Problem description:
For this exercise, an exact copy is needed of only the lines from the one containing "Transcribe this image's" through the end of the data, with pictures left out.

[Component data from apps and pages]
***

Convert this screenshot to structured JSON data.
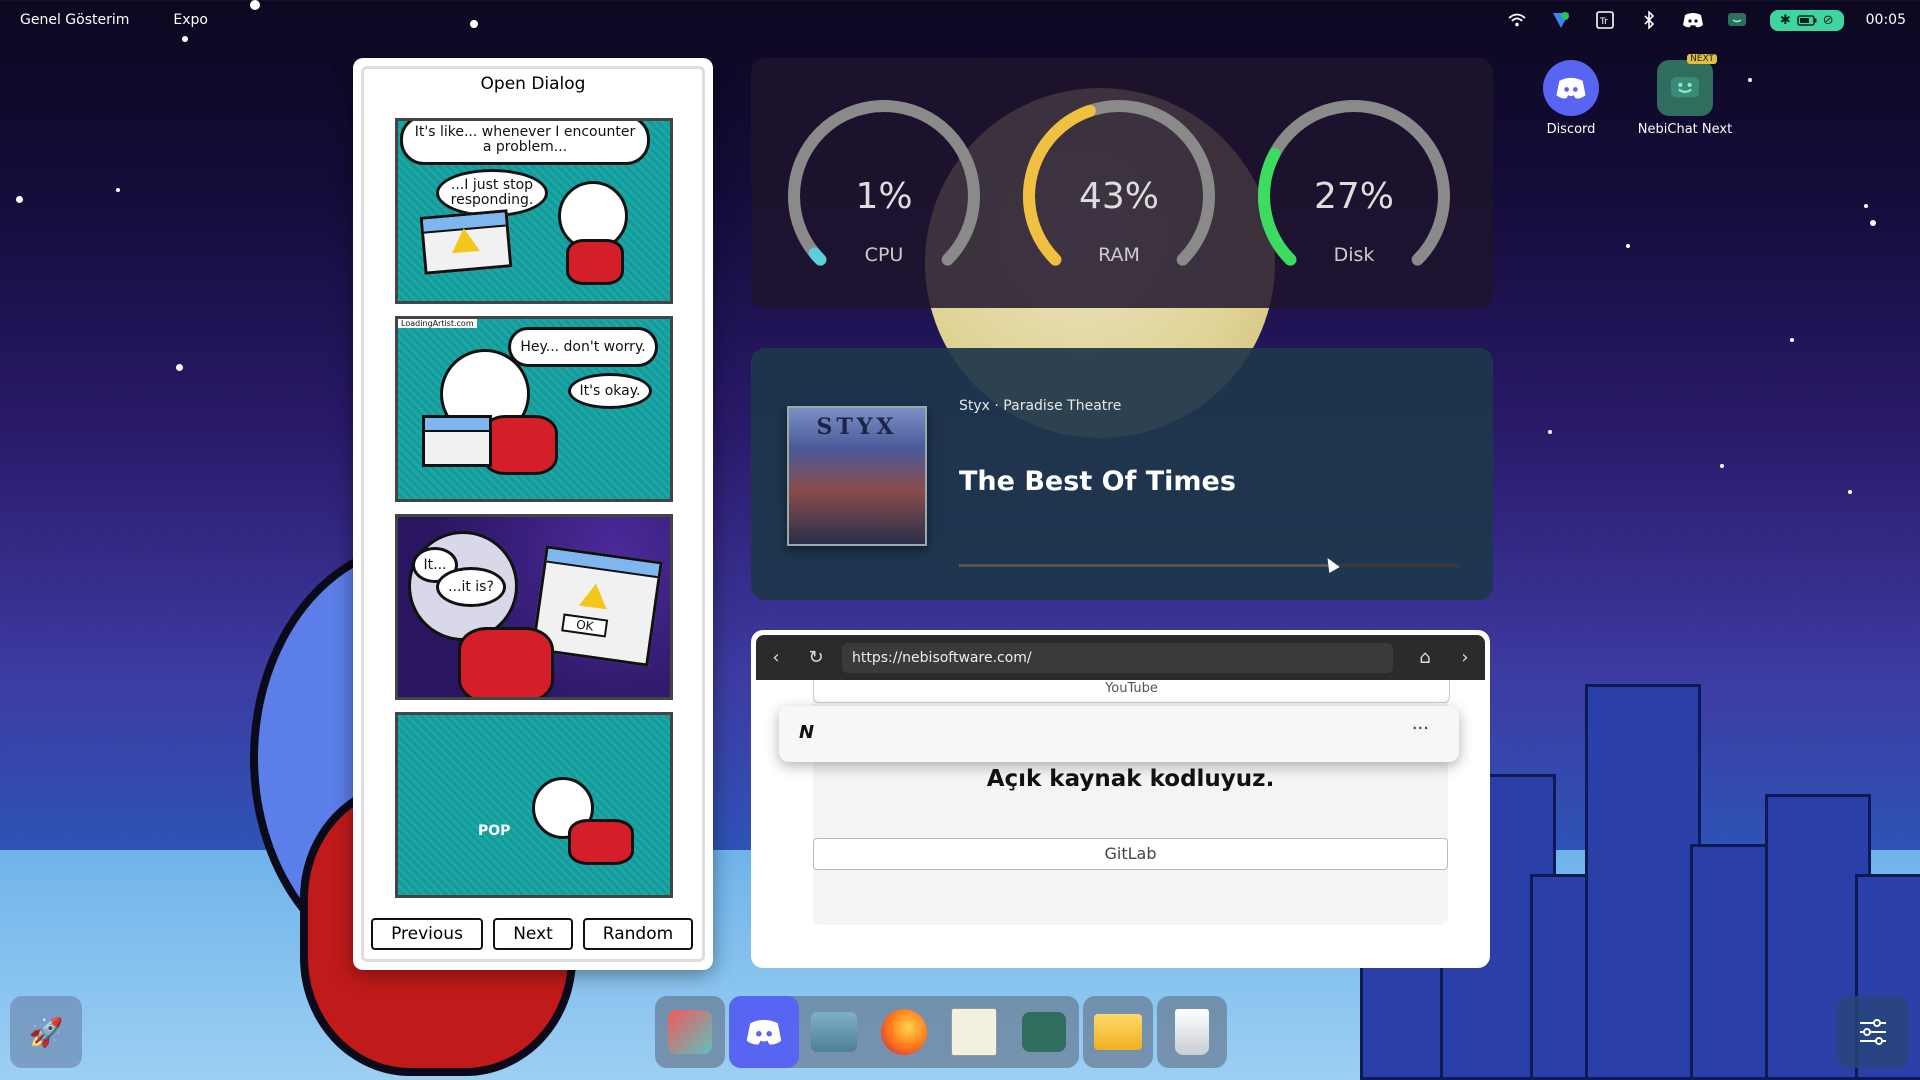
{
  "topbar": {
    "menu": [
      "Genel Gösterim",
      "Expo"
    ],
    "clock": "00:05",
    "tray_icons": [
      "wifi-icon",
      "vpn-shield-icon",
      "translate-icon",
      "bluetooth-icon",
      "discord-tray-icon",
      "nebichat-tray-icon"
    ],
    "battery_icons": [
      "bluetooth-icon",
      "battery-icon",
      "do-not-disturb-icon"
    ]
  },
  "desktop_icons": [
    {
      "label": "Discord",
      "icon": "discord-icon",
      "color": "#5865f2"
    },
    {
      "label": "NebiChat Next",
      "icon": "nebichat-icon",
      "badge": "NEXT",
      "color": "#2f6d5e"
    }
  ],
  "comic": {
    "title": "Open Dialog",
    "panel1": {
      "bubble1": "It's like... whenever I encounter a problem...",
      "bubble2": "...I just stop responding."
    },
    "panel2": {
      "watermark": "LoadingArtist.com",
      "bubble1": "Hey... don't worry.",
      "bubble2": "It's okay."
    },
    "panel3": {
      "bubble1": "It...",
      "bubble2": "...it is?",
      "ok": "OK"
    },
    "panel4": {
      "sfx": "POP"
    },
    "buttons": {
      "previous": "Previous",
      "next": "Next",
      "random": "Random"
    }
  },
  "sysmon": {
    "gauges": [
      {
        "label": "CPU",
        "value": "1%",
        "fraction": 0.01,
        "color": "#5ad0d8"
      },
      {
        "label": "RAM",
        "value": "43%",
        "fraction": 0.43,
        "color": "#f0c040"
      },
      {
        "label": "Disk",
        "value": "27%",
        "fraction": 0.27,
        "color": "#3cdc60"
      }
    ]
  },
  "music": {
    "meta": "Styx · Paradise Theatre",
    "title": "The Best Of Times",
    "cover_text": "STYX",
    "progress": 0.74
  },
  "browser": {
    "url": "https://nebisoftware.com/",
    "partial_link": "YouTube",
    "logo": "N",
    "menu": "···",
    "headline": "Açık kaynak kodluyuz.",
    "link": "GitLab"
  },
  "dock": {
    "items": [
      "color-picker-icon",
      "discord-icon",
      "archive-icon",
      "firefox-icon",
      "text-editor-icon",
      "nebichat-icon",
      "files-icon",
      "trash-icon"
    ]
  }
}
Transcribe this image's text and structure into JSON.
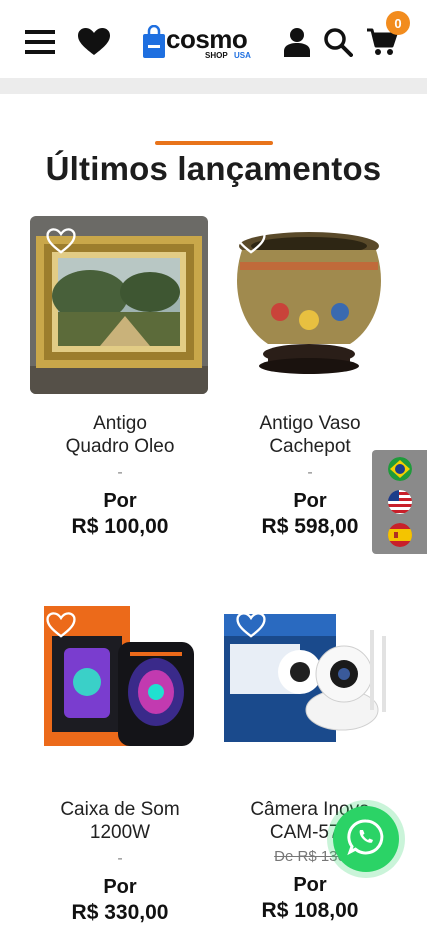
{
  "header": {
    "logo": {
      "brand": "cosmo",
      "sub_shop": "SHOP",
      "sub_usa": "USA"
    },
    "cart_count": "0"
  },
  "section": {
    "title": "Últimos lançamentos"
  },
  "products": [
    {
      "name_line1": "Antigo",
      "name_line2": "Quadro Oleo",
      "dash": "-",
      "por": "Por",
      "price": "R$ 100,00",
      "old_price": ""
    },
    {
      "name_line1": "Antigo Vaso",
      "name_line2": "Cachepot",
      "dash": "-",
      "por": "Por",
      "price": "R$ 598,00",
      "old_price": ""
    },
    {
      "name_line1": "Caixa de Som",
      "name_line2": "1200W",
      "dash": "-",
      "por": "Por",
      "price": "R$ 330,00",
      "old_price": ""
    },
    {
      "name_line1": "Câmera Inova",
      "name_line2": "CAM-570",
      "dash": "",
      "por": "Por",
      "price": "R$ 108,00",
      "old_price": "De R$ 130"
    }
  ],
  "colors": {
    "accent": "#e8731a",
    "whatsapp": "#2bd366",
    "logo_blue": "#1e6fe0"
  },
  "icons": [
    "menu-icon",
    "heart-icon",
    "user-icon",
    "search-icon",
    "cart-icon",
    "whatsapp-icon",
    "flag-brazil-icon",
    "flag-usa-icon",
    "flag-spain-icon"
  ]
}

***

Result:
Transcribe this image's text and structure into JSON.
{
  "header": {
    "logo": {
      "brand": "cosmo",
      "sub_shop": "SHOP",
      "sub_usa": "USA"
    },
    "cart_count": "0"
  },
  "section": {
    "title": "Últimos lançamentos"
  },
  "products": [
    {
      "name_line1": "Antigo",
      "name_line2": "Quadro Oleo",
      "dash": "-",
      "por": "Por",
      "price": "R$ 100,00",
      "old_price": ""
    },
    {
      "name_line1": "Antigo Vaso",
      "name_line2": "Cachepot",
      "dash": "-",
      "por": "Por",
      "price": "R$ 598,00",
      "old_price": ""
    },
    {
      "name_line1": "Caixa de Som",
      "name_line2": "1200W",
      "dash": "-",
      "por": "Por",
      "price": "R$ 330,00",
      "old_price": ""
    },
    {
      "name_line1": "Câmera Inova",
      "name_line2": "CAM-570",
      "dash": "",
      "por": "Por",
      "price": "R$ 108,00",
      "old_price": "De R$ 130"
    }
  ],
  "colors": {
    "accent": "#e8731a",
    "whatsapp": "#2bd366",
    "logo_blue": "#1e6fe0"
  },
  "icons": [
    "menu-icon",
    "heart-icon",
    "user-icon",
    "search-icon",
    "cart-icon",
    "whatsapp-icon",
    "flag-brazil-icon",
    "flag-usa-icon",
    "flag-spain-icon"
  ]
}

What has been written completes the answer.